L-M graduate appears in Morningside College play
Andrew Gerodias, son of Ellen Gerodias, Laurens, and Roland Gerodias, Storm Lake, is a member of the cast for the upcoming Morningside College children's musical theatre production of "Hansel and Gretel."
Gerodias, a freshman at Morningside College, will play the role of Hansel. He is a 2007 graduate of Laurens-Marathon High School.
Performances are scheduled for Saturday, Oct. 13-14, at Klinger-Neal Theatre, 3700 Peters Ave., Sioux City. Show times are 1 p.m. and 6 p.m. on Saturday and 3 p.m. on Sunday. The performances are sponsored by Morningside's Academic and Cultural Arts Series (ACAS).
Tickets are $3 for adults and $1 for students. Reservations are not required but can be made by calling (712) 274-5196.
Approximately 2,400 students and teachers from area pre-schools and elementary schools will attend special weekly performances of the play.

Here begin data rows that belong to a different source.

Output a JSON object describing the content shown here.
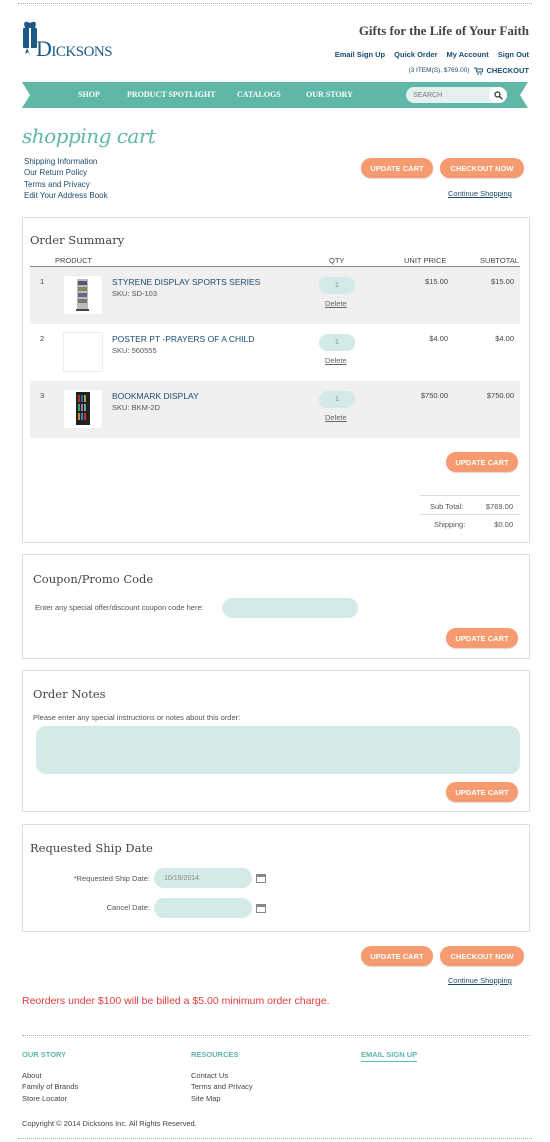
{
  "brand": {
    "name": "Dicksons",
    "tagline": "Gifts for the Life of Your Faith",
    "accent": "#5fb7a7",
    "link_color": "#1b4b6e",
    "button_color": "#f59b6f"
  },
  "toplinks": [
    "Email Sign Up",
    "Quick Order",
    "My Account",
    "Sign Out"
  ],
  "cart_summary": "(3 ITEM(S), $769.00)",
  "checkout_link": "CHECKOUT",
  "nav": {
    "items": [
      "SHOP",
      "PRODUCT SPOTLIGHT",
      "CATALOGS",
      "OUR STORY"
    ],
    "search_placeholder": "SEARCH"
  },
  "page_title": "shopping cart",
  "sidelinks": [
    "Shipping Information",
    "Our Return Policy",
    "Terms and Privacy",
    "Edit Your Address Book"
  ],
  "buttons": {
    "update": "UPDATE CART",
    "checkout": "CHECKOUT NOW",
    "continue": "Continue Shopping"
  },
  "order": {
    "title": "Order Summary",
    "headers": {
      "product": "PRODUCT",
      "qty": "QTY",
      "unit": "UNIT PRICE",
      "subtotal": "SUBTOTAL"
    },
    "items": [
      {
        "num": "1",
        "name": "STYRENE DISPLAY SPORTS SERIES",
        "sku": "SKU: SD-103",
        "qty": "1",
        "delete": "Delete",
        "unit": "$15.00",
        "subtotal": "$15.00"
      },
      {
        "num": "2",
        "name": "POSTER PT -PRAYERS OF A CHILD",
        "sku": "SKU: 560555",
        "qty": "1",
        "delete": "Delete",
        "unit": "$4.00",
        "subtotal": "$4.00"
      },
      {
        "num": "3",
        "name": "BOOKMARK DISPLAY",
        "sku": "SKU: BKM-2D",
        "qty": "1",
        "delete": "Delete",
        "unit": "$750.00",
        "subtotal": "$750.00"
      }
    ],
    "subtotal_label": "Sub Total:",
    "subtotal": "$769.00",
    "shipping_label": "Shipping:",
    "shipping": "$0.00"
  },
  "coupon": {
    "title": "Coupon/Promo Code",
    "label": "Enter any special offer/discount coupon code here:",
    "value": ""
  },
  "notes": {
    "title": "Order Notes",
    "label": "Please enter any special instructions or notes about this order:",
    "value": ""
  },
  "ship": {
    "title": "Requested Ship Date",
    "req_label": "*Requested Ship Date:",
    "req_value": "10/19/2014",
    "cancel_label": "Cancel Date:",
    "cancel_value": ""
  },
  "warning": "Reorders under $100 will be billed a $5.00 minimum order charge.",
  "footer": {
    "cols": [
      {
        "title": "OUR STORY",
        "links": [
          "About",
          "Family of Brands",
          "Store Locator"
        ]
      },
      {
        "title": "RESOURCES",
        "links": [
          "Contact Us",
          "Terms and Privacy",
          "Site Map"
        ]
      },
      {
        "title": "EMAIL SIGN UP",
        "links": []
      }
    ],
    "copyright": "Copyright © 2014 Dicksons Inc. All Rights Reserved."
  }
}
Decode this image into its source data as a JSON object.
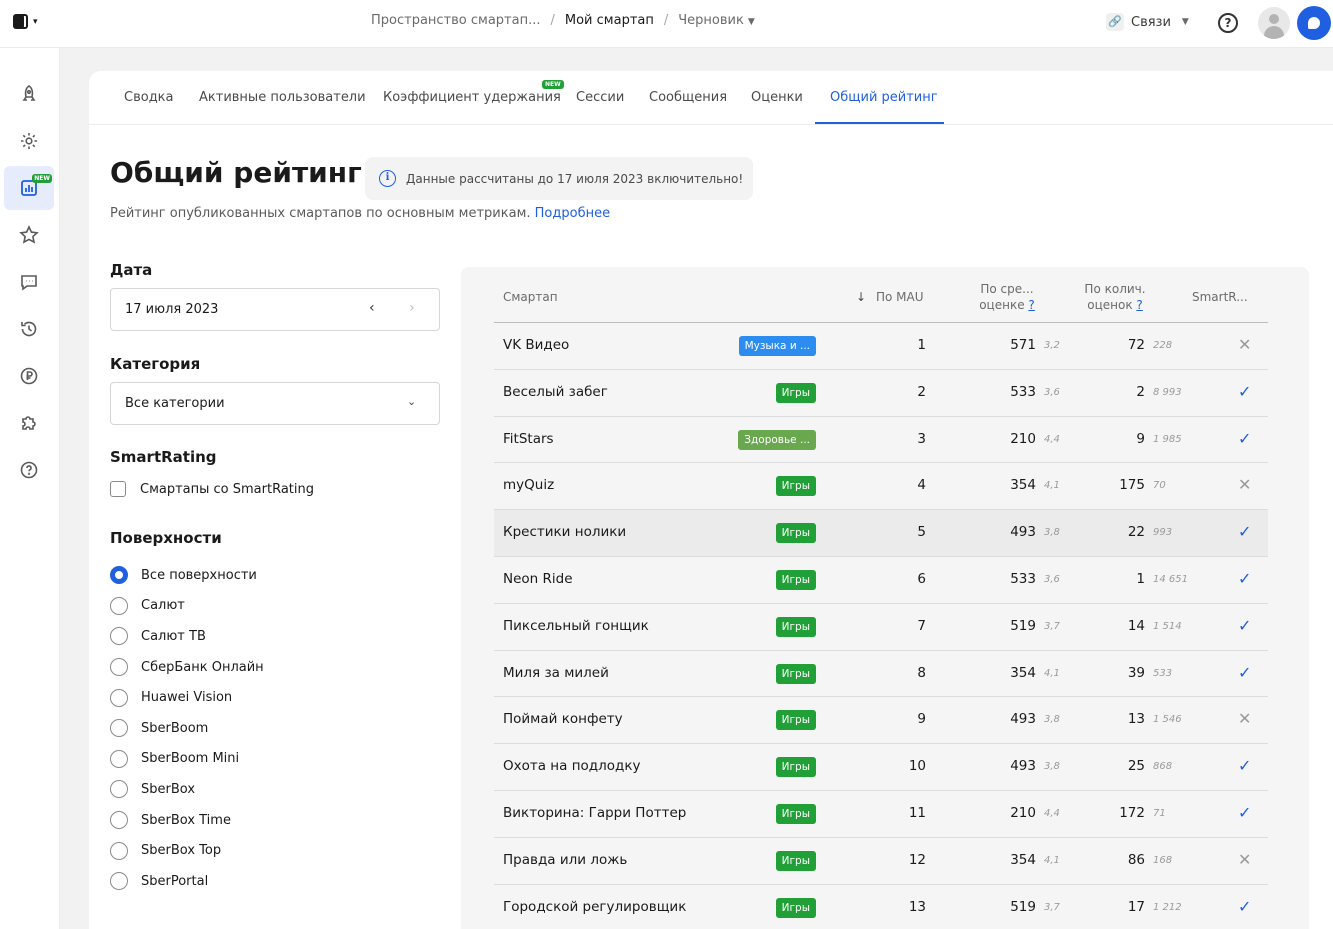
{
  "breadcrumb": {
    "space": "Пространство смартап...",
    "smartapp": "Мой смартап",
    "version": "Черновик"
  },
  "topbar": {
    "links_label": "Связи"
  },
  "tabs": [
    {
      "label": "Сводка"
    },
    {
      "label": "Активные пользователи"
    },
    {
      "label": "Коэффициент удержания"
    },
    {
      "label": "Сессии"
    },
    {
      "label": "Сообщения"
    },
    {
      "label": "Оценки"
    },
    {
      "label": "Общий рейтинг"
    }
  ],
  "new_badge": "NEW",
  "page": {
    "title": "Общий рейтинг",
    "notice": "Данные рассчитаны до 17 июля 2023 включительно!",
    "subtitle": "Рейтинг опубликованных смартапов по основным метрикам.",
    "subtitle_link": "Подробнее"
  },
  "filters": {
    "date_label": "Дата",
    "date_value": "17 июля 2023",
    "category_label": "Категория",
    "category_value": "Все категории",
    "smartrating_label": "SmartRating",
    "smartrating_checkbox": "Смартапы со SmartRating",
    "surfaces_label": "Поверхности",
    "surfaces": [
      "Все поверхности",
      "Салют",
      "Салют ТВ",
      "СберБанк Онлайн",
      "Huawei Vision",
      "SberBoom",
      "SberBoom Mini",
      "SberBox",
      "SberBox Time",
      "SberBox Top",
      "SberPortal"
    ],
    "selected_surface": "Все поверхности"
  },
  "table": {
    "headers": {
      "smartapp": "Смартап",
      "mau": "По MAU",
      "avg_1": "По сре...",
      "avg_2": "оценке",
      "count_1": "По колич.",
      "count_2": "оценок",
      "help": "?",
      "smartrating": "SmartR..."
    },
    "rows": [
      {
        "name": "VK Видео",
        "category": "Музыка и ...",
        "cat_color": "#2d8cf0",
        "mau": "1",
        "avg_rank": "571",
        "avg": "3,2",
        "count_rank": "72",
        "count": "228",
        "smartrating": false
      },
      {
        "name": "Веселый забег",
        "category": "Игры",
        "cat_color": "#21a038",
        "mau": "2",
        "avg_rank": "533",
        "avg": "3,6",
        "count_rank": "2",
        "count": "8 993",
        "smartrating": true
      },
      {
        "name": "FitStars",
        "category": "Здоровье ...",
        "cat_color": "#6aa84f",
        "mau": "3",
        "avg_rank": "210",
        "avg": "4,4",
        "count_rank": "9",
        "count": "1 985",
        "smartrating": true
      },
      {
        "name": "myQuiz",
        "category": "Игры",
        "cat_color": "#21a038",
        "mau": "4",
        "avg_rank": "354",
        "avg": "4,1",
        "count_rank": "175",
        "count": "70",
        "smartrating": false
      },
      {
        "name": "Крестики нолики",
        "category": "Игры",
        "cat_color": "#21a038",
        "mau": "5",
        "avg_rank": "493",
        "avg": "3,8",
        "count_rank": "22",
        "count": "993",
        "smartrating": true
      },
      {
        "name": "Neon Ride",
        "category": "Игры",
        "cat_color": "#21a038",
        "mau": "6",
        "avg_rank": "533",
        "avg": "3,6",
        "count_rank": "1",
        "count": "14 651",
        "smartrating": true
      },
      {
        "name": "Пиксельный гонщик",
        "category": "Игры",
        "cat_color": "#21a038",
        "mau": "7",
        "avg_rank": "519",
        "avg": "3,7",
        "count_rank": "14",
        "count": "1 514",
        "smartrating": true
      },
      {
        "name": "Миля за милей",
        "category": "Игры",
        "cat_color": "#21a038",
        "mau": "8",
        "avg_rank": "354",
        "avg": "4,1",
        "count_rank": "39",
        "count": "533",
        "smartrating": true
      },
      {
        "name": "Поймай конфету",
        "category": "Игры",
        "cat_color": "#21a038",
        "mau": "9",
        "avg_rank": "493",
        "avg": "3,8",
        "count_rank": "13",
        "count": "1 546",
        "smartrating": false
      },
      {
        "name": "Охота на подлодку",
        "category": "Игры",
        "cat_color": "#21a038",
        "mau": "10",
        "avg_rank": "493",
        "avg": "3,8",
        "count_rank": "25",
        "count": "868",
        "smartrating": true
      },
      {
        "name": "Викторина: Гарри Поттер",
        "category": "Игры",
        "cat_color": "#21a038",
        "mau": "11",
        "avg_rank": "210",
        "avg": "4,4",
        "count_rank": "172",
        "count": "71",
        "smartrating": true
      },
      {
        "name": "Правда или ложь",
        "category": "Игры",
        "cat_color": "#21a038",
        "mau": "12",
        "avg_rank": "354",
        "avg": "4,1",
        "count_rank": "86",
        "count": "168",
        "smartrating": false
      },
      {
        "name": "Городской регулировщик",
        "category": "Игры",
        "cat_color": "#21a038",
        "mau": "13",
        "avg_rank": "519",
        "avg": "3,7",
        "count_rank": "17",
        "count": "1 212",
        "smartrating": true
      }
    ]
  }
}
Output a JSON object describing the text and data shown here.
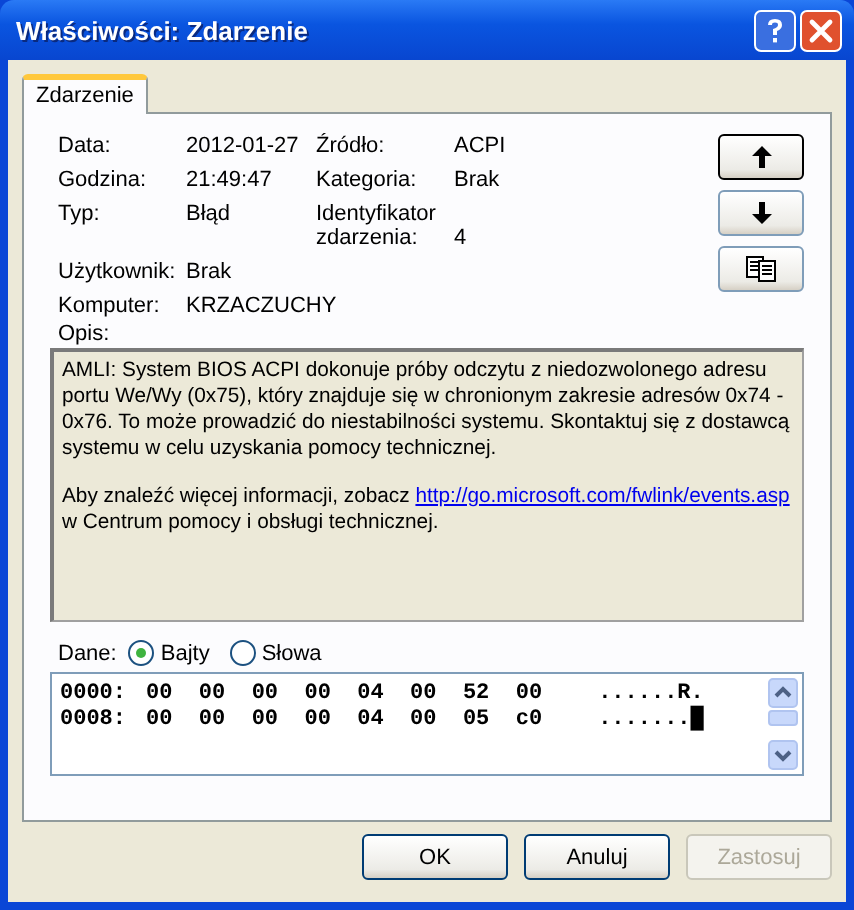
{
  "window": {
    "title": "Właściwości: Zdarzenie"
  },
  "tabs": [
    {
      "label": "Zdarzenie",
      "selected": true
    }
  ],
  "field_rows": [
    [
      {
        "label": "Data:",
        "value": "2012-01-27"
      },
      {
        "label": "Źródło:",
        "value": "ACPI"
      }
    ],
    [
      {
        "label": "Godzina:",
        "value": "21:49:47"
      },
      {
        "label": "Kategoria:",
        "value": "Brak"
      }
    ],
    [
      {
        "label": "Typ:",
        "value": "Błąd"
      },
      {
        "label": "Identyfikator zdarzenia:",
        "value": "4"
      }
    ],
    [
      {
        "label": "Użytkownik:",
        "value": "Brak"
      }
    ],
    [
      {
        "label": "Komputer:",
        "value": "KRZACZUCHY"
      }
    ]
  ],
  "description": {
    "label": "Opis:",
    "paragraphs": [
      {
        "text": "AMLI: System BIOS ACPI dokonuje próby odczytu z niedozwolonego adresu portu We/Wy (0x75), który znajduje się w chronionym zakresie adresów 0x74 - 0x76. To może prowadzić do niestabilności systemu. Skontaktuj się z dostawcą systemu w celu uzyskania pomocy technicznej."
      },
      {
        "text": "Aby znaleźć więcej informacji, zobacz",
        "link": "http://go.microsoft.com/fwlink/events.asp",
        "after": "w Centrum pomocy i obsługi technicznej."
      }
    ]
  },
  "data": {
    "label": "Dane:",
    "options": [
      {
        "label": "Bajty",
        "selected": true
      },
      {
        "label": "Słowa",
        "selected": false
      }
    ],
    "rows": [
      {
        "offset": "0000:",
        "bytes": [
          "00",
          "00",
          "00",
          "00",
          "04",
          "00",
          "52",
          "00"
        ],
        "ascii": "......R."
      },
      {
        "offset": "0008:",
        "bytes": [
          "00",
          "00",
          "00",
          "00",
          "04",
          "00",
          "05",
          "c0"
        ],
        "ascii": ".......█"
      }
    ]
  },
  "buttons": [
    {
      "label": "OK",
      "disabled": false
    },
    {
      "label": "Anuluj",
      "disabled": false
    },
    {
      "label": "Zastosuj",
      "disabled": true
    }
  ]
}
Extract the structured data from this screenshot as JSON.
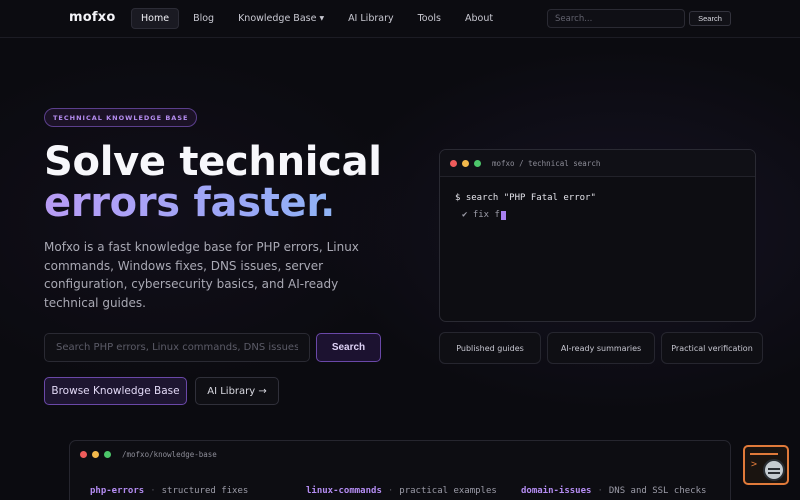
{
  "brand": {
    "logo": "mofxo"
  },
  "nav": {
    "items": [
      {
        "label": "Home",
        "active": true
      },
      {
        "label": "Blog"
      },
      {
        "label": "Knowledge Base",
        "has_dropdown": true
      },
      {
        "label": "AI Library"
      },
      {
        "label": "Tools"
      },
      {
        "label": "About"
      }
    ],
    "search_placeholder": "Search...",
    "search_button": "Search"
  },
  "hero": {
    "badge": "TECHNICAL KNOWLEDGE BASE",
    "title_line1": "Solve technical",
    "title_line2": "errors faster.",
    "description": "Mofxo is a fast knowledge base for PHP errors, Linux commands, Windows fixes, DNS issues, server configuration, cybersecurity basics, and AI-ready technical guides.",
    "search_placeholder": "Search PHP errors, Linux commands, DNS issues",
    "search_button": "Search",
    "primary_button": "Browse Knowledge Base",
    "secondary_button": "AI Library →"
  },
  "terminal": {
    "title": "mofxo / technical search",
    "line1": "$ search \"PHP Fatal error\"",
    "line2": "✔ fix f"
  },
  "features": [
    "Published guides",
    "AI-ready summaries",
    "Practical verification"
  ],
  "kb_panel": {
    "path": "/mofxo/knowledge-base",
    "rows": [
      {
        "key": "php-errors",
        "sep": "·",
        "value": "structured fixes"
      },
      {
        "key": "linux-commands",
        "sep": "·",
        "value": "practical examples"
      },
      {
        "key": "domain-issues",
        "sep": "·",
        "value": "DNS and SSL checks"
      }
    ]
  },
  "colors": {
    "background": "#0b0b10",
    "accent_purple": "#b58cf0",
    "accent_border": "#6a48a8",
    "widget_orange": "#e07a3a"
  },
  "icons": {
    "caret": "chevron-down-icon",
    "window_dots": [
      "red-dot",
      "yellow-dot",
      "green-dot"
    ],
    "widget": "terminal-search-icon"
  }
}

Morningside's theatre department produces four plays a year, including its fall and spring children's plays, which have entertained more than 39,750 elementary students and their teachers since 1987.
Internet not a safe haven for children
As technology continues to advance, education expands beyond the physical classroom at school and into the virtual classroom at home on the Internet.
Spending more time using the computer often means spending more time online for students. As any parent knows, this can prove dangerous if kids aren't properly supervised. By now, many parents have either seen or are familiar with the NBC program "Dateline: To Catch a Predator." On the show, online sexual predators are coaxed out of the anonymity of the Internet and into what they think is a child's home. These online predators often have plans to sexually assault the children they contact. For parents, the show is an eye-opening nightmare, as the program routinely changes communities, only to reveal dozens of online predators at each stop along the way.
Parents can take the following steps and be vigilant in enforcing them to keep their children safer online.
* Keep younger kids out of chat rooms entirely: Children of a certain age have no business being in chat rooms. Child-safety advocates suggest keeping children 8 years old or younger out of chat rooms entirely. If a child says their homework requires going into a chat room, verify that with the child's teacher and then discuss other options. Recognizing the potential dangers, most educators likely will not assign any work involving chat rooms to younger students.
* If kids must enter chat rooms, make sure the rooms are monitored: Chat rooms are monitored in different ways. Some are monitored live, by adults who have passed a screening process. Others are only monitored by software programs that solely remove members based on the use of foul or inappropriate language. * Let kids know what could be out there and how to keep certain information to themselves.